All of the doctrines that cluster about Article III--not only standing but mootness, ripeness, political question, and the like--relate in part, and in different though overlapping ways, to an idea, which is more than an intuition but less than a rigorous and explicit theory, about the constitutional and prudential limits to the powers of an unelected, unrepresentative judiciary in our kind of government.... The Art. III doctrine that requires a litigant to have `standing' to invoke the power of a federal court is perhaps the most important of these doctrines. In essence the question of standing is whether the litigant is entitled to have the court decide the merits of the dispute or of particular issues.
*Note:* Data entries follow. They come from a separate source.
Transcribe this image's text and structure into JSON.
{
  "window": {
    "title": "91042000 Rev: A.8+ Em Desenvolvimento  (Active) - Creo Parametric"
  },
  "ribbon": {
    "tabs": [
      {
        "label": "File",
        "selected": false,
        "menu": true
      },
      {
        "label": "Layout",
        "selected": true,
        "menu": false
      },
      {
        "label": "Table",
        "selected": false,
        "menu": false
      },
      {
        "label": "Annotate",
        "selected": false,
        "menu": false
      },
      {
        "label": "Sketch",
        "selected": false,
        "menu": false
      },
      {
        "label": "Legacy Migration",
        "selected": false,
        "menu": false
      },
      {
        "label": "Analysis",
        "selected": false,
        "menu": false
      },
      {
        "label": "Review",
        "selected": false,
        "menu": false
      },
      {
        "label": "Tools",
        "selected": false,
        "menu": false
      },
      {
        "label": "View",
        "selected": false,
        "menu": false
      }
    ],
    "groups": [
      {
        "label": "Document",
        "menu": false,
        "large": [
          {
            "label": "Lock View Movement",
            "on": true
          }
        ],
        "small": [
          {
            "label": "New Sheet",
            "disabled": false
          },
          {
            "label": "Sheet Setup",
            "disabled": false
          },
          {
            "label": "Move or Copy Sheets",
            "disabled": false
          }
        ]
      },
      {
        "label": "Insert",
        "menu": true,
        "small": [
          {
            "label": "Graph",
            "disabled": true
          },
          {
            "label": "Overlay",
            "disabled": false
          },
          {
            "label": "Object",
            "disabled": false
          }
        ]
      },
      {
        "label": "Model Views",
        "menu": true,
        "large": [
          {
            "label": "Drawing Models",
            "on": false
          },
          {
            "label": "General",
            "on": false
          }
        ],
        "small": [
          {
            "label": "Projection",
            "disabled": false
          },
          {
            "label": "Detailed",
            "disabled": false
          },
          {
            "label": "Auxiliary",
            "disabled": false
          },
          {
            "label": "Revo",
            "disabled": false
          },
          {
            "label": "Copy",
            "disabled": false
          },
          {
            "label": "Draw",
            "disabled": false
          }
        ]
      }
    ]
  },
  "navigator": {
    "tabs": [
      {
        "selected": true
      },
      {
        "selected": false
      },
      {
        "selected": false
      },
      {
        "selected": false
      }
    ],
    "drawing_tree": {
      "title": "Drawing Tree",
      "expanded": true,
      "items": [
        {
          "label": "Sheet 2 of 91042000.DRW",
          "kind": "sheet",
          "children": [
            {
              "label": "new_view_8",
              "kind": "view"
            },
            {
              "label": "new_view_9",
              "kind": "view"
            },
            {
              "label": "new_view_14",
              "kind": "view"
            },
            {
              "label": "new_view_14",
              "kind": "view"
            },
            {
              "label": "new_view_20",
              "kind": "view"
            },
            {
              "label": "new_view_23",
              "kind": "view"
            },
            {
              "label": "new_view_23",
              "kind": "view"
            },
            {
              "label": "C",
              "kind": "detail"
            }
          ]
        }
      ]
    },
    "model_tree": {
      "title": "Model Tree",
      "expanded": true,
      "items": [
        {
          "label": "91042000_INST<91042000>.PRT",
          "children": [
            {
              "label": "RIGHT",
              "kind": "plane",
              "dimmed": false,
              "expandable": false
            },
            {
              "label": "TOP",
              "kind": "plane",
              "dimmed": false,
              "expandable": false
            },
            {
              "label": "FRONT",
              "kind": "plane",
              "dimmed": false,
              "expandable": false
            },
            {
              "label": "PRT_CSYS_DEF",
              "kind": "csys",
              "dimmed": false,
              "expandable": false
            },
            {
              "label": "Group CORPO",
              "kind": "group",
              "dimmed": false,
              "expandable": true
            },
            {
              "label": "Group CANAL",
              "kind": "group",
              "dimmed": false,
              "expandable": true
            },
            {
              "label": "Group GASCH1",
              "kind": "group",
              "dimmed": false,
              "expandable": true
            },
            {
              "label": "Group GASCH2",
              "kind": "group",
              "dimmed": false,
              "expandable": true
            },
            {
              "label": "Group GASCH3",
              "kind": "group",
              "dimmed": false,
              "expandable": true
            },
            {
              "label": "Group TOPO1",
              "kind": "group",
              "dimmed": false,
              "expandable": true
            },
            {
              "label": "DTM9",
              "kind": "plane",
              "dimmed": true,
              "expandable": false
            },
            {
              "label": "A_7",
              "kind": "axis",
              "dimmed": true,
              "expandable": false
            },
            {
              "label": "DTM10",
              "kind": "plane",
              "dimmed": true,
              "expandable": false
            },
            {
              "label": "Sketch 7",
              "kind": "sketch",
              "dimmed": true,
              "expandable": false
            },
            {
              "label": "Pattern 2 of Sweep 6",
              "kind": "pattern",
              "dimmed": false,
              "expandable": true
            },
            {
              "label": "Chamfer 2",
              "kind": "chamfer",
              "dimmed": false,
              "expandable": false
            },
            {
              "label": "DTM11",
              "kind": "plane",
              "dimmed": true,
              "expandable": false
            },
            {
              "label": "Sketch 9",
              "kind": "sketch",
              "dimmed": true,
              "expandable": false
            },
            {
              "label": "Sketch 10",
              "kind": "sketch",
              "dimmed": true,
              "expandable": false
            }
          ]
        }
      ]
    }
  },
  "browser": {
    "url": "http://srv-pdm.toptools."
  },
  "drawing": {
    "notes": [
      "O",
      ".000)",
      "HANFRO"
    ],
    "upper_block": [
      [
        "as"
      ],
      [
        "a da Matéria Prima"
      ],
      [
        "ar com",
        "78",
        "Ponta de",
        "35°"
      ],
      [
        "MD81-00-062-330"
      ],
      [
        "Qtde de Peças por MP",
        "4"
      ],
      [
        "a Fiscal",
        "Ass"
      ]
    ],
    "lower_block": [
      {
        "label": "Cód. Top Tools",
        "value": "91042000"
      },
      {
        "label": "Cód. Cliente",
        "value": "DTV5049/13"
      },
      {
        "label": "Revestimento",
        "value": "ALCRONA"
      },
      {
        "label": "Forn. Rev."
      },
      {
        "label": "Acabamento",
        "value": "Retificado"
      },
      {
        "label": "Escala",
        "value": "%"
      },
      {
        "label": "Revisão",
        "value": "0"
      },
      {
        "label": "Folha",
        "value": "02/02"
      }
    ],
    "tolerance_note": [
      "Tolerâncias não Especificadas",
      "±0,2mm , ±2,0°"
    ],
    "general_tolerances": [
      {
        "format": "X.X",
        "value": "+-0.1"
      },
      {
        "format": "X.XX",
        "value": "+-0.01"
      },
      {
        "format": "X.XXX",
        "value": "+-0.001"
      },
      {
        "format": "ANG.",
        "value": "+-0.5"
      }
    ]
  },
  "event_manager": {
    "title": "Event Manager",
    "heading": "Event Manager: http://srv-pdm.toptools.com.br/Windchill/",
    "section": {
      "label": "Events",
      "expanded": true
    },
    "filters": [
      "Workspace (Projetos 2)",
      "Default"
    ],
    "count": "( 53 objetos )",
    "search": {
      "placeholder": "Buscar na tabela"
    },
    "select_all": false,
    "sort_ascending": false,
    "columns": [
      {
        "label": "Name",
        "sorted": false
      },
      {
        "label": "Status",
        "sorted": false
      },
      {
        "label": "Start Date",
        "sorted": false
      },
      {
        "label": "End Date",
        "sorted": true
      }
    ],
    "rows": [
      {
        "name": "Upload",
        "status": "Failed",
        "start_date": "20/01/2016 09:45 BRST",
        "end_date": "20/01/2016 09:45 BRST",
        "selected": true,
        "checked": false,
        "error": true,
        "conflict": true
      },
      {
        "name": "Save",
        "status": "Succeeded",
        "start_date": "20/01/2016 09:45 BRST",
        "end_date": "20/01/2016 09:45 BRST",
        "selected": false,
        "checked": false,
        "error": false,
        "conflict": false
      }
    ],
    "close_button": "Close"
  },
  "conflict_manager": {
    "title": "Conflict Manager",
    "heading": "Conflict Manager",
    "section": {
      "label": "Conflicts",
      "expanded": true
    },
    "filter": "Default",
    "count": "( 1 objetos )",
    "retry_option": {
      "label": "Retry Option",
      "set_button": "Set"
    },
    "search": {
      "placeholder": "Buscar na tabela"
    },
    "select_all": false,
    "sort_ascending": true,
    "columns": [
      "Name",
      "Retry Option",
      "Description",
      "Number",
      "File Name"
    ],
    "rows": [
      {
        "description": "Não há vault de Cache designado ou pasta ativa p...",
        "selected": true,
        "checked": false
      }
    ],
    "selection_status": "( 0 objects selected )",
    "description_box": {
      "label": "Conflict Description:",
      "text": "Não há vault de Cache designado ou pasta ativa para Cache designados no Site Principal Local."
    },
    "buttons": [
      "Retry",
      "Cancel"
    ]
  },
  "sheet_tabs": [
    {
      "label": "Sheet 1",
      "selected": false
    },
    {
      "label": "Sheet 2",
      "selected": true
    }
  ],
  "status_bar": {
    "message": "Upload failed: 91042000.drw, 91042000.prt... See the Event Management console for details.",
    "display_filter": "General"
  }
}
Standing doctrine embraces several judicially self-imposed limits on the exercise of federal jurisdiction, such as the general prohibition on a litigant's raising another person's legal rights, the rule barring adjudication of generalized grievances more appropriately addressed in the representative branches, and the requirement that a plaintiff's complaint fall within the zone of interests protected by the law invoked.

Allen, 468 U.S. at 750-51 (internal citations and quotation marks omitted).

"To have standing, a plaintiff must ` [1] allege personal injury [2] fairly traceable to the defendant's allegedly unlawful conduct and [3] likely to be redressed by the requested relief.'" Fulani, 35 F.3d at 51-52 (quoting Allen, 468 U.S. at 751). The district court held that Crist did not allege a constitutionally sufficient injury.

Several other Circuit Courts have also concluded that a voter fails to present an injury-in-fact when the alleged harm is abstract and widely shared or is only derivative of a harm experienced by a candidate. Thus, in Becker v. Federal Election Commission, 230 F.3d 381, 389-390 (1st Cir. 2000), the First Circuit held that Ralph Nader supporters lacked standing to challenge the CPD's exclusion of their candidate:

[T]he harm done to the general public by [the] corruption of the political process [alleged by the Nader supporters] is not a sufficiently concrete, personalized injury to establish standing.... [The Nader supporters'] concern for corruption of the political process is not only widely shared, but is also of an abstract and indefinite nature, comparable to the common concern for obedience to law.

Id. (emphasis added; internal citation and quotation marks omitted). And in Gottlieb v. Federal Election Commission, 143 F.3d 618 (D.C. Cir. 1998), the district court found that a voter had not suffered a concrete and personalized injury, and therefore had no standing to challenge the dismissal of an administrative action against a presidential candidate alleging illegal use of campaign funds. Cf. Buckley v. Valeo, 424 U.S. 1, 94 (1976) ("denial of public financing to some Presidential candidates is not restrictive of voters' rights"); Buchanan, 112 F. Supp. 2d at 65 (granting standing to presidential candidate, noting: "Precluding candidates from challenging the CPD's debate rules under the [Federal Election Campaign Act] would leave few others to do so.").

We agree with the district court and our sister Circuit Courts, and we therefore affirm the dismissal of Crist's action for lack of standing.